Amagase Dam (天ヶ瀬ダム)

Located in Uji City in Kyoto Prefecture, Amagase Dam is on the Uji-gawa River, the common name of the middle reaches of the main stream of the Yodo-gawa River, which is known as a first-class river.

This is a ministry-controlled dam under the Kinki Regional Development Bureau of the Ministry of Land, Infrastructure and Transport, and it is the only dam built on the main stream of the Yodo-gawa River, one of the greatest rivers in western Japan. Measuring 73.0 meters in height, it is an arched dam of concrete, built as a specified multipurpose dam with the multiple aims of the flood control of the Uji-gawa River, supplying drinking water to Uji City, and the hydroelectric power generation of up to 598-thousand watts. There is a plan in place for a renewal project, featuring the construction of a bypass tunnel to extend the functions of the dam. The lake made as a result of the construction of the dam is named Lake Ho-o, and is an important tourist attraction in the Uji area along with Hoo-do Hall (the Phoenix Pavilion) of Byodo-in Temple.

The Yodo-gawa River is an extremely important water resource that runs through two of Japan's major cities, Osaka and Kyoto, and the utilization of its water and flood-control of the river have been regularly carried out from ancient times, but even so frequent floods repeatedly caused problems for rulers in those days.

Excessive logging after the War caused many floods across the country including at the Yodo-gawa River, where Typhoon 13 of the 1953 season broke the levees of the Uji-gawa River and inflicted serious damage to Uji City and the areas around the river. The fact that Typhoon 13 caused the greatest volume of flood water yet at the Yodo-gawa River made the Kinki Regional Construction Bureau of the Construction Ministry (the present Kinki Regional Development Bureau of Ministry of Land, Infrastructure and Transport) implement 'the Basic Plan to Repair the Yodo-gawa River System,' a drastic measure of flood control throughout the Yodo-gawa River area. The building of Amagase Dam was included in this plan.

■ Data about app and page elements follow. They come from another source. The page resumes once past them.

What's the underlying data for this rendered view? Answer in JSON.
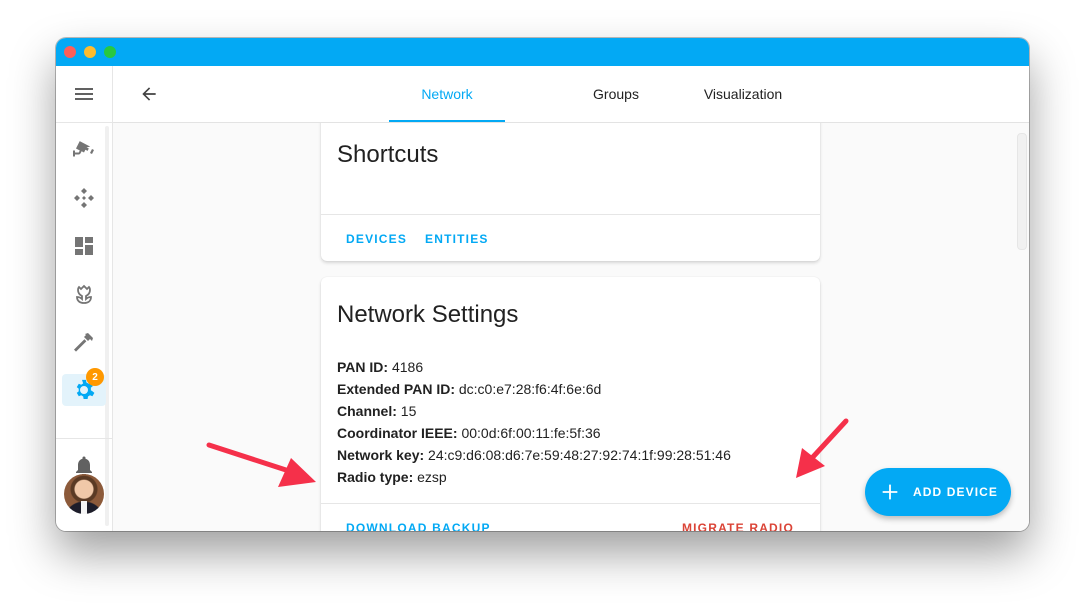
{
  "header": {
    "back_icon": "arrow-left-icon",
    "tabs": [
      {
        "label": "Network",
        "active": true
      },
      {
        "label": "Groups",
        "active": false
      },
      {
        "label": "Visualization",
        "active": false
      }
    ]
  },
  "sidebar": {
    "items": [
      {
        "icon": "menu-icon"
      },
      {
        "icon": "cctv-icon"
      },
      {
        "icon": "devices-icon"
      },
      {
        "icon": "dashboard-icon"
      },
      {
        "icon": "flower-tulip-icon"
      },
      {
        "icon": "hammer-icon"
      },
      {
        "icon": "gear-icon",
        "badge": "2",
        "selected": true
      },
      {
        "icon": "bell-icon"
      },
      {
        "icon": "avatar"
      }
    ]
  },
  "shortcuts_card": {
    "title": "Shortcuts",
    "buttons": [
      "Devices",
      "Entities"
    ]
  },
  "network_card": {
    "title": "Network Settings",
    "rows": [
      {
        "label": "PAN ID:",
        "value": "4186"
      },
      {
        "label": "Extended PAN ID:",
        "value": "dc:c0:e7:28:f6:4f:6e:6d"
      },
      {
        "label": "Channel:",
        "value": "15"
      },
      {
        "label": "Coordinator IEEE:",
        "value": "00:0d:6f:00:11:fe:5f:36"
      },
      {
        "label": "Network key:",
        "value": "24:c9:d6:08:d6:7e:59:48:27:92:74:1f:99:28:51:46"
      },
      {
        "label": "Radio type:",
        "value": "ezsp"
      }
    ],
    "download_backup": "Download Backup",
    "migrate_radio": "Migrate Radio"
  },
  "fab": {
    "label": "ADD DEVICE",
    "icon": "plus-icon"
  },
  "colors": {
    "accent": "#03a9f4",
    "danger": "#db4437",
    "badge": "#ff9800",
    "annotation_arrow": "#f5304a"
  }
}
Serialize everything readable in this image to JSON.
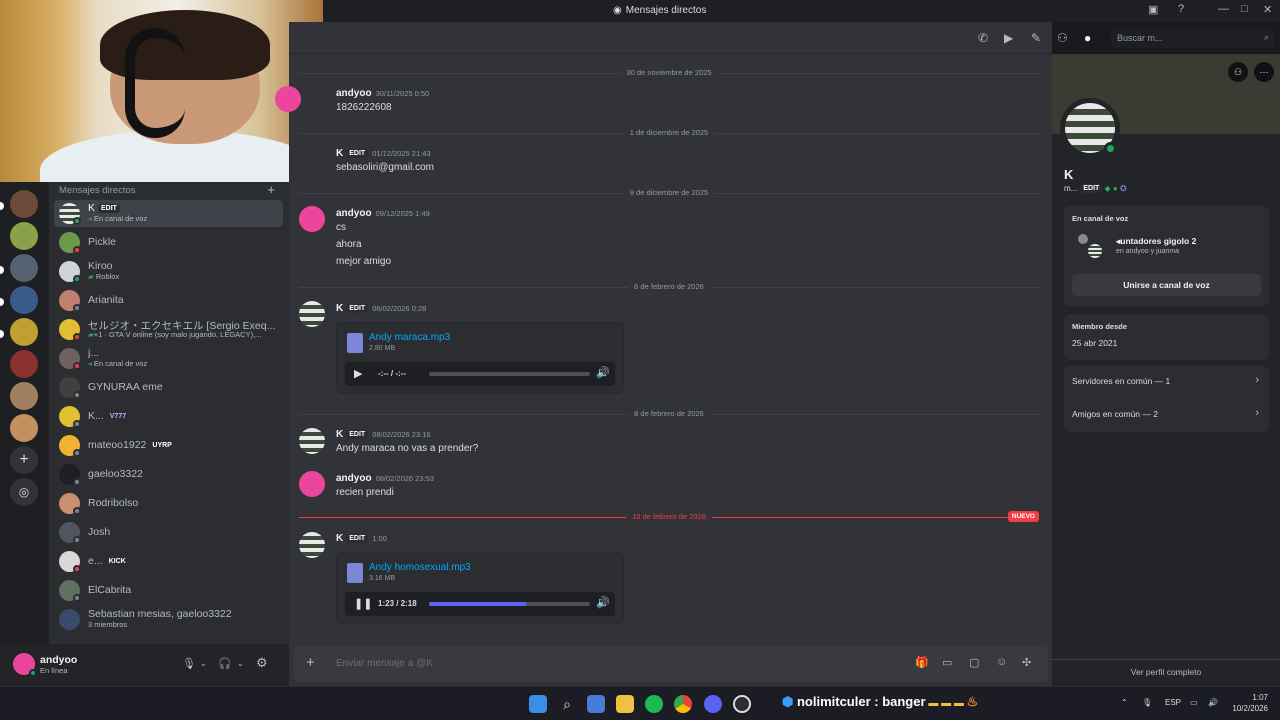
{
  "window": {
    "title": "Mensajes directos",
    "search_placeholder": "Buscar m..."
  },
  "sidebar": {
    "header": "Mensajes directos",
    "items": [
      {
        "name": "K",
        "badge": "EDIT",
        "sub": "En canal de voz"
      },
      {
        "name": "Pickle"
      },
      {
        "name": "Kiroo",
        "sub": "Roblox"
      },
      {
        "name": "Arianita"
      },
      {
        "name": "セルジオ・エクセキエル [Sergio Exeq...",
        "sub": "+1 · GTA V online (soy malo jugando, LEGACY),..."
      },
      {
        "name": "j...",
        "sub": "En canal de voz"
      },
      {
        "name": "GYNURAA eme"
      },
      {
        "name": "K...",
        "badge": "V777"
      },
      {
        "name": "mateoo1922",
        "badge": "UYRP"
      },
      {
        "name": "gaeloo3322"
      },
      {
        "name": "Rodribolso"
      },
      {
        "name": "Josh"
      },
      {
        "name": "e...",
        "badge": "KICK"
      },
      {
        "name": "ElCabrita"
      },
      {
        "name": "Sebastian mesias, gaeloo3322",
        "sub": "3 miembros"
      }
    ]
  },
  "user": {
    "name": "andyoo",
    "status": "En línea"
  },
  "chat": {
    "composer_placeholder": "Enviar mensaje a @K",
    "new_label": "NUEVO",
    "dates": [
      "30 de noviembre de 2025",
      "1 de diciembre de 2025",
      "9 de diciembre de 2025",
      "6 de febrero de 2026",
      "8 de febrero de 2026",
      "10 de febrero de 2026"
    ],
    "messages": [
      {
        "author": "andyoo",
        "time": "30/11/2025 0:50",
        "lines": [
          "1826222608"
        ]
      },
      {
        "author": "K",
        "badge": "EDIT",
        "time": "01/12/2025 21:43",
        "lines": [
          "sebasoliri@gmail.com"
        ]
      },
      {
        "author": "andyoo",
        "time": "09/12/2025 1:49",
        "lines": [
          "cs",
          "ahora",
          "mejor amigo"
        ]
      },
      {
        "author": "K",
        "badge": "EDIT",
        "time": "06/02/2026 0:28",
        "attachment": {
          "name": "Andy maraca.mp3",
          "size": "2.80 MB",
          "time": "-:-- / -:--",
          "progress": 0
        }
      },
      {
        "author": "K",
        "badge": "EDIT",
        "time": "08/02/2026 23:16",
        "lines": [
          "Andy maraca no vas a prender?"
        ]
      },
      {
        "author": "andyoo",
        "time": "08/02/2026 23:53",
        "lines": [
          "recien prendi"
        ]
      },
      {
        "author": "K",
        "badge": "EDIT",
        "time": "1:00",
        "attachment": {
          "name": "Andy homosexual.mp3",
          "size": "3.16 MB",
          "time": "1:23 / 2:18",
          "progress": 0.6
        }
      }
    ]
  },
  "profile": {
    "name": "K",
    "tag": "m...",
    "badge": "EDIT",
    "voice_title": "En canal de voz",
    "voice_channel": "untadores gigolo 2",
    "voice_members": "en andyoo y juanma",
    "join_label": "Unirse a canal de voz",
    "member_since_title": "Miembro desde",
    "member_since": "25 abr 2021",
    "mutual_servers": "Servidores en común — 1",
    "mutual_friends": "Amigos en común — 2",
    "view_full": "Ver perfil completo"
  },
  "taskbar": {
    "overlay": "nolimitculer : banger",
    "lang": "ESP",
    "time": "1:07",
    "date": "10/2/2026"
  },
  "colors": {
    "accent": "#5865f2",
    "online": "#23a55a",
    "new": "#f23f43",
    "link": "#00a8fc"
  }
}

Among the many dams of the Yodo-gawa River System, this dam is the only dam and the first multipurpose dam built on the main stream of the Yodo-gawa River.

Measuring 73.0 meters in height, it is an arch type concrete dam of the 'concrete dome arch dam' type. Although this type is very hard to design, it is economically advanced because it uses less concrete than other types. This design was first applied to Tonoyama Dam (Hiki-gawa River), and later to major dams in Japan such as Kurobe Dam (Kurobe-gawa River).

Amagase Dam is a multipurpose dam not only for flood control and the supply of drinking water to the south of Kyoto Prefecture, but also for hydroelectric generation at Amagase Power Station, which was built to replace the power plant of Kansai Electric Power Co., INC. at Shizugawa Dam (Omine Dam: a concrete gravity dam of 31.2 meters in height) which was submerged as a result of the construction of Amagase Dam. This power plant and Kisenyama Power Station at Kisenyama Dam which was completed in 1970 generate power by pumped-storage hydroelectricity (permitted output: 466,000 kW).

The Dam as a Tourist Attraction

It is an "urban type" dam close to Uji City. Within as little as 2.3 km from this dam are Byodo-in Temple (a World Heritage Site), Uji-bashi Bridge, and Amagase Forest Park. Many tourists visit this dam by sightseeing bus, because it is close to Kyoto City, and from here Keiji Bypass provides easy access to Otsu City, Mt. Hiei, and Ishiyama-dera Temple. This dam is also popular among elementary school children in the Kansai region, who visit it on school excursions or social studies trips. The lake was named 'Lake Ho-o' in 1987, because it is close to Hoo-do Hall of Byodo-in Temple and the dam body looks like a ho-o (a phoenix) with its wings extended. It has also scenic spots of cherry blossoms and colored leaves.

The 'Renewal Plan of Amagase Dam' had been underway since 1989 to strengthen the functions of flood control and to build the biggest tailrace tunnel in Japan for a greater utilization of its water. However, the plan was reassessed in 2003 due to opposition movements and a decline in water demand. Although the Ministry of Land, Infrastructure and Transport intends to continue this project, the Yodo-gawa River System Committee has recommended to abandon the plan, so the project is considered to be unlikely to reach completion.

[Original Japanese]